    While deciding what is acceptable/unacceptable can be difficult and rife with subjectivity, I hope for a day when we have a somewhat objective/rational forum for coming to a democratic consensus while maintaining individual incentives.

    Expected utility rarely takes negative externalities into account.

    And I assume the vast majority of people swiping their EBT cards are doing it quietly and appreciatively while struggling to figure out the next steps to economic independence – I don’t mind helping them out for the time being.

  58. curbyourrisk says:

    No repsonse from Barry….hmmmm….

  59. CaptnKrunch says:

    Thor says “Horrible isn’t it? There are many wealthy people in this country who really do believe that poor people are poor for some flaw in their character or personality. This attitude, coming from many of the same people who brought us to where we are today.”

    Hmmm. Ok, so why are poor people poor? Alternatively, why aren’t more people in this country rich? By “character or personality” do you include perseverance, diligence, optimism, propensity for hard work, respect for education, willingness to sacrifice, or intelligence?

  60. formerlawyer says:

    For some selective readings on this, see:

    Official Poverty rate in 2008 – the highest since 1997 at 13%

    A dated (2001) but illuminating NPR article:

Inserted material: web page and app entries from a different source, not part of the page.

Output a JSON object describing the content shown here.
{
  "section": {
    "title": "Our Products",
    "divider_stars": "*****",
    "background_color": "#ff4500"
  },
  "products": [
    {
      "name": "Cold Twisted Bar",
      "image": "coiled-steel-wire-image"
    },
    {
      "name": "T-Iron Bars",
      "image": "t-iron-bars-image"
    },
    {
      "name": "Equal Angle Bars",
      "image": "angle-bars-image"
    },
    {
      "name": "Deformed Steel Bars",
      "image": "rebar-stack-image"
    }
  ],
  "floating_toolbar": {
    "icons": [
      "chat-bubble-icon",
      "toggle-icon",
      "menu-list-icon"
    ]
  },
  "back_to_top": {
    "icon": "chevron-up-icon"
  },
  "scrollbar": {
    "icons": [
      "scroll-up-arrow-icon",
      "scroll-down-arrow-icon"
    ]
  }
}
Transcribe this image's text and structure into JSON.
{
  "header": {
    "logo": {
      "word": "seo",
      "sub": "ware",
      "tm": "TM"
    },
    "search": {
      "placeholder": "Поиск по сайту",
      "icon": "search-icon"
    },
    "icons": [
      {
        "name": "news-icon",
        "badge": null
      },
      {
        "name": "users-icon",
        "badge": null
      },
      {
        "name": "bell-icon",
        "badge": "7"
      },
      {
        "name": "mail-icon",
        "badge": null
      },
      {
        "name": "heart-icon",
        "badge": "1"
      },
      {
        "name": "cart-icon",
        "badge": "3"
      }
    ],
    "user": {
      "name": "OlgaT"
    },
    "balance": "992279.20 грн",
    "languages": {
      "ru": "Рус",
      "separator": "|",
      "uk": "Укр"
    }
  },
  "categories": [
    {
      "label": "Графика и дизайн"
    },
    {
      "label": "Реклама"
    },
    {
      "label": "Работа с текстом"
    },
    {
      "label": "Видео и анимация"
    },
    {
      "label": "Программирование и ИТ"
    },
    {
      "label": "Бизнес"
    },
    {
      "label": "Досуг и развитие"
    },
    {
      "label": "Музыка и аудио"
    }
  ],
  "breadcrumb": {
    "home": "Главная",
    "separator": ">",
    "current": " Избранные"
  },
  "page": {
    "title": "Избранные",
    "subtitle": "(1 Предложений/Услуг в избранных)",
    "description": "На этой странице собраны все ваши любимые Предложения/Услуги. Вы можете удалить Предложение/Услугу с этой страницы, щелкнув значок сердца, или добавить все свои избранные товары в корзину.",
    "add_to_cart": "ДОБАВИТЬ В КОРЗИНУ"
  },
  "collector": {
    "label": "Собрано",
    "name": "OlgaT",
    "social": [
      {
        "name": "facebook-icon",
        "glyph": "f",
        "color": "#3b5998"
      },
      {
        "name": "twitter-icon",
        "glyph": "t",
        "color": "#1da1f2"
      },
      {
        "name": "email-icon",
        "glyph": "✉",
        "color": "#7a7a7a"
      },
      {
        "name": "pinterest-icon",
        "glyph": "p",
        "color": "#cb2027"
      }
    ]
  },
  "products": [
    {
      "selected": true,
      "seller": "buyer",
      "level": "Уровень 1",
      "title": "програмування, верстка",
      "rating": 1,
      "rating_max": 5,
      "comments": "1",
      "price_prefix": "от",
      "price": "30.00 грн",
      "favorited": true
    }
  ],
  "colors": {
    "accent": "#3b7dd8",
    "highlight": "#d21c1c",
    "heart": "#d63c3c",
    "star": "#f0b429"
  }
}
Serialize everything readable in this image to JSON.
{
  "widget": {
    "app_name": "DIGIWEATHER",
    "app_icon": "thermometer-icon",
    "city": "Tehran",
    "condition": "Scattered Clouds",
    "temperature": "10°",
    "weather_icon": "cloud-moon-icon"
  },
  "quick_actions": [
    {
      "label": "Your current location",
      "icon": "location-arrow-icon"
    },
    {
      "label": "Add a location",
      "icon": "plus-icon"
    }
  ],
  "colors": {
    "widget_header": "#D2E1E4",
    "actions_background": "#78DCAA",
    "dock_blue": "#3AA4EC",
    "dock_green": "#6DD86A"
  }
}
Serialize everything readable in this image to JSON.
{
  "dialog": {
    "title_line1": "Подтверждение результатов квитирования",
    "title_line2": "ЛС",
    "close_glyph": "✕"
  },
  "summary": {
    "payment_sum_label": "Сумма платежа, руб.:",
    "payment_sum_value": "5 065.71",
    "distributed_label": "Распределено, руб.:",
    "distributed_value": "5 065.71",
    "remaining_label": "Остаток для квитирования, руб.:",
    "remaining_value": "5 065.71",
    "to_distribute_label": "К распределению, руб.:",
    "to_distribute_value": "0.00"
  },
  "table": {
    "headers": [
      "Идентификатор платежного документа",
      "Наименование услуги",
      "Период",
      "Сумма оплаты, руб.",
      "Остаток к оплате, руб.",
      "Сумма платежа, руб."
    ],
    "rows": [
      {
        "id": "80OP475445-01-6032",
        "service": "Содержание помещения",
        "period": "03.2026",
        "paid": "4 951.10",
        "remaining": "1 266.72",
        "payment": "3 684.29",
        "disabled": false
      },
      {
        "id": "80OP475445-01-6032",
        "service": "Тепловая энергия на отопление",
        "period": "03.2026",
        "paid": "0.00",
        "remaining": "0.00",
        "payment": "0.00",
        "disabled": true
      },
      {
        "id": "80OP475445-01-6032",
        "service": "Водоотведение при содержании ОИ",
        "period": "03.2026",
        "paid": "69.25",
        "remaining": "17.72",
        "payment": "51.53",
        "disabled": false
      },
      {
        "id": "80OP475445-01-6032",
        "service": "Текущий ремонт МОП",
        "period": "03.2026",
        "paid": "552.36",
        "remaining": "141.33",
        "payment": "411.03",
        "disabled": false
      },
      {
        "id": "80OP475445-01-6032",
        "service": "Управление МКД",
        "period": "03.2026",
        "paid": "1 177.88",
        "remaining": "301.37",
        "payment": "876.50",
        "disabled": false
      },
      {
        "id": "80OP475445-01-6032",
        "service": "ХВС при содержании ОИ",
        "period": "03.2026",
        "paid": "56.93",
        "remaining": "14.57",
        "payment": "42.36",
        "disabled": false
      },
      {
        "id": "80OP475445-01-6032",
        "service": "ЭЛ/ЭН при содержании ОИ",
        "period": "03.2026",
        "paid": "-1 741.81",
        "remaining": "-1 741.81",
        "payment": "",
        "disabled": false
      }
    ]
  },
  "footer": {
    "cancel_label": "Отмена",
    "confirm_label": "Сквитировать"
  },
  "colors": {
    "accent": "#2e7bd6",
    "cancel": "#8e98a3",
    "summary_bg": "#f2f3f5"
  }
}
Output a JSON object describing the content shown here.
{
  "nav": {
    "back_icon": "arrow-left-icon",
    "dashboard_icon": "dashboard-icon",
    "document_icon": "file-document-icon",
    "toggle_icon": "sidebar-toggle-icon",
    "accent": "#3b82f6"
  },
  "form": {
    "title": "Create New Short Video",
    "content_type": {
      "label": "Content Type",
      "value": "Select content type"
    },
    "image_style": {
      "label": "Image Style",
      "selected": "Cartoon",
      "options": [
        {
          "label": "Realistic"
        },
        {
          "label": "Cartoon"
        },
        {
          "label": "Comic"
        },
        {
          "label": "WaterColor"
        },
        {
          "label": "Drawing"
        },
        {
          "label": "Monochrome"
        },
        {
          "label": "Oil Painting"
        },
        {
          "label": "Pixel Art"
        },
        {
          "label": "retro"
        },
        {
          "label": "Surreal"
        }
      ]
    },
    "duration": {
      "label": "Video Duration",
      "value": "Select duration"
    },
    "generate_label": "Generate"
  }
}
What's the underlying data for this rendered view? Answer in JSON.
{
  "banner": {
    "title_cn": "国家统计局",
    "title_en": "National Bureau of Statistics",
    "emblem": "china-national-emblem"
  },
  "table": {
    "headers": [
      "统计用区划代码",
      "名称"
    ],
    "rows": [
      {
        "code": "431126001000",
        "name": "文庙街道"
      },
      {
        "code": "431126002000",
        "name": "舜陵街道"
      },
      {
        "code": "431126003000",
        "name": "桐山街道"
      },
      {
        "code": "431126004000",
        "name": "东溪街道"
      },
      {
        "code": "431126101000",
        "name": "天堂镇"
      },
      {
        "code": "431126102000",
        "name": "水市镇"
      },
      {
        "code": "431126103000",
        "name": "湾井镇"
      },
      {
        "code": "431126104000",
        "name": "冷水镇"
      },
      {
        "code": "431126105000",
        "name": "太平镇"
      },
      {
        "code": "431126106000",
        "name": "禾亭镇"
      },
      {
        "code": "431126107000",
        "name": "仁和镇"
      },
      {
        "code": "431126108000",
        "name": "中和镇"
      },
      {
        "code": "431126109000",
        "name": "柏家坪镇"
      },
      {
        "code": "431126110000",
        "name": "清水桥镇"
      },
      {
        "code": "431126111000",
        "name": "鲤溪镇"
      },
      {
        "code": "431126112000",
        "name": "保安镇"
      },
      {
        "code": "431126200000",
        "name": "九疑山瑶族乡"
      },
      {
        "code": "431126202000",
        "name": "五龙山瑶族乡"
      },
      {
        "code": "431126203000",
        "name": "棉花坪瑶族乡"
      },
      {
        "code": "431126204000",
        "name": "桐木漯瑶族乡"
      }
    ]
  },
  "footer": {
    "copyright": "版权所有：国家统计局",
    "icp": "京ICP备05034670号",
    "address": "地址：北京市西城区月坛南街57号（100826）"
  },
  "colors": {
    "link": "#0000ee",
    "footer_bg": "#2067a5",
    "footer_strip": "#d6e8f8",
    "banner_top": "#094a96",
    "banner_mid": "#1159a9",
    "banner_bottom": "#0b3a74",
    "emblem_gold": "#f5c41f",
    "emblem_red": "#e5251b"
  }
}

  61. [...] I posted recently on the explosive growth in the use of food stamps, now known as the Supplemental Nutrition Assistance Program (SNAP). BR asked some very relevant questions, and commenter Kort provided some interesting linkage that gave a history of the program, including various changes made along the way (which helped explain the recent surge). That post generated a fair amount of commentary. [...]